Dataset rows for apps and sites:
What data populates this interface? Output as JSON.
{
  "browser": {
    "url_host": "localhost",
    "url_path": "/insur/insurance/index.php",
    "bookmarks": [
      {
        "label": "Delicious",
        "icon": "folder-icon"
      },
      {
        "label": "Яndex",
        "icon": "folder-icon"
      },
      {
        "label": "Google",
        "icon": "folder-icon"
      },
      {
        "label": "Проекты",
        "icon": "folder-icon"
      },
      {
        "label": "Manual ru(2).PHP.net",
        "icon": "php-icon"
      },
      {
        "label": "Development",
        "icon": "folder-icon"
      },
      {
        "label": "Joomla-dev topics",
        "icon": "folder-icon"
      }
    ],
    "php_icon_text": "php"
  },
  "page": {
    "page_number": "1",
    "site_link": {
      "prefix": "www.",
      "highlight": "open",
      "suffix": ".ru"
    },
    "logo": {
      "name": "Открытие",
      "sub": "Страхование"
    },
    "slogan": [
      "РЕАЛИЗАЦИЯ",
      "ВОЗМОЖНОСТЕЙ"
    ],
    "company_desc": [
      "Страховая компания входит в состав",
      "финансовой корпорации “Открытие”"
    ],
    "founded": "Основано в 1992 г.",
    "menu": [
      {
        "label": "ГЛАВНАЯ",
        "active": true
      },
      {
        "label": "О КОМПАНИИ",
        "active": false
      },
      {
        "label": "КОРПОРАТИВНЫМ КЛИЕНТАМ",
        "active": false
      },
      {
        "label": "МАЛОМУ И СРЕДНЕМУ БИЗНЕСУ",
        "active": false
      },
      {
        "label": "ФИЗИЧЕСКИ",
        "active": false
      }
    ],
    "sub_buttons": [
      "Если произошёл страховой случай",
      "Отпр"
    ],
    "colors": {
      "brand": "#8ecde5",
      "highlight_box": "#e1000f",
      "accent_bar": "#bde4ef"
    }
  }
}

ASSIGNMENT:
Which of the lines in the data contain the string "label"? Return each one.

RESPONSE FOR THIS EXERCISE:
        "label": "Delicious",
        "label": "Яndex",
        "label": "Google",
        "label": "Проекты",
        "label": "Manual ru(2).PHP.net",
        "label": "Development",
        "label": "Joomla-dev topics",
        "label": "ГЛАВНАЯ",
        "label": "О КОМПАНИИ",
        "label": "КОРПОРАТИВНЫМ КЛИЕНТАМ",
        "label": "МАЛОМУ И СРЕДНЕМУ БИЗНЕСУ",
        "label": "ФИЗИЧЕСКИ",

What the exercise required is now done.